When the disputants are familiar with each other, and with the process, such ground rules may simply be assumed and not stated outright. If the disputants have not worked together before, however, or are not familiar with the process, explicit ground rules can be very helpful in focusing the discussions in a productive way and preventing the process from becoming side-tracked by unnecessary procedural disputes.

 

Links to Examples of the Use of Ground Rules

Building Trust in an Environmental Conflict
Setting ground rules was one of the important early steps in this consensus process.
Susan L. Carpenter and W.J.D. Kennedy--Adopting Procedures, Educating Parties, and Developing Options
The importance of setting ground rules is discussed in this and the following two excerpts from Carpenter and Kennedy's book on public policy dispute resolution.
Susan L. Carpenter and W.J.D. Kennedy--Handling the Human Side of the Process
See Carpenter and Kennedy, above.
Susan L. Carpenter and W.J.D. Kennedy--Guidelines for Making the Program Work
See Carpenter and Kennedy, above.

 

Links to Related Approaches

Consensus Building
 
Principled Negotiation
 
Treatments for Process Problems
 

Links to Related Problems

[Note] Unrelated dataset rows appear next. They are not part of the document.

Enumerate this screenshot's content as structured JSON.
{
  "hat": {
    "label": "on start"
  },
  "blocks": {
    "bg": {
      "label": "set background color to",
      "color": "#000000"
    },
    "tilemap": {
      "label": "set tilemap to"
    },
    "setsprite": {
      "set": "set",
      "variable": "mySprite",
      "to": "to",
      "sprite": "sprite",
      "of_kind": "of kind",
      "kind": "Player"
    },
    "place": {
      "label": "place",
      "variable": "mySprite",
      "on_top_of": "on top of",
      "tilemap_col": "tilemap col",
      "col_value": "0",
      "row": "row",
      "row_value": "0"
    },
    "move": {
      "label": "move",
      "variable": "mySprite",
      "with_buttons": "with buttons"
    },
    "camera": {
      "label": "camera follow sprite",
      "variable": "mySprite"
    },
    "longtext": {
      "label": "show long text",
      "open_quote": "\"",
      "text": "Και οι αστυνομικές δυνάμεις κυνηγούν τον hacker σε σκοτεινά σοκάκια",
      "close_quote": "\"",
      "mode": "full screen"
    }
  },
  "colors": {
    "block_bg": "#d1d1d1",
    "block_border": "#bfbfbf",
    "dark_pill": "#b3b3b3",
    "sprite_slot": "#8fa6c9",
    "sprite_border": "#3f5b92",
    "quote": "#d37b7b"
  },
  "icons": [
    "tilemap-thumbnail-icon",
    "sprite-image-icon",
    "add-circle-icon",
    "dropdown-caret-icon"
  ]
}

Inflammatory Statements
 
Procedural Problems

Copyright 1998 Conflict Research Consortium  -- Contact: crc@colorado.edu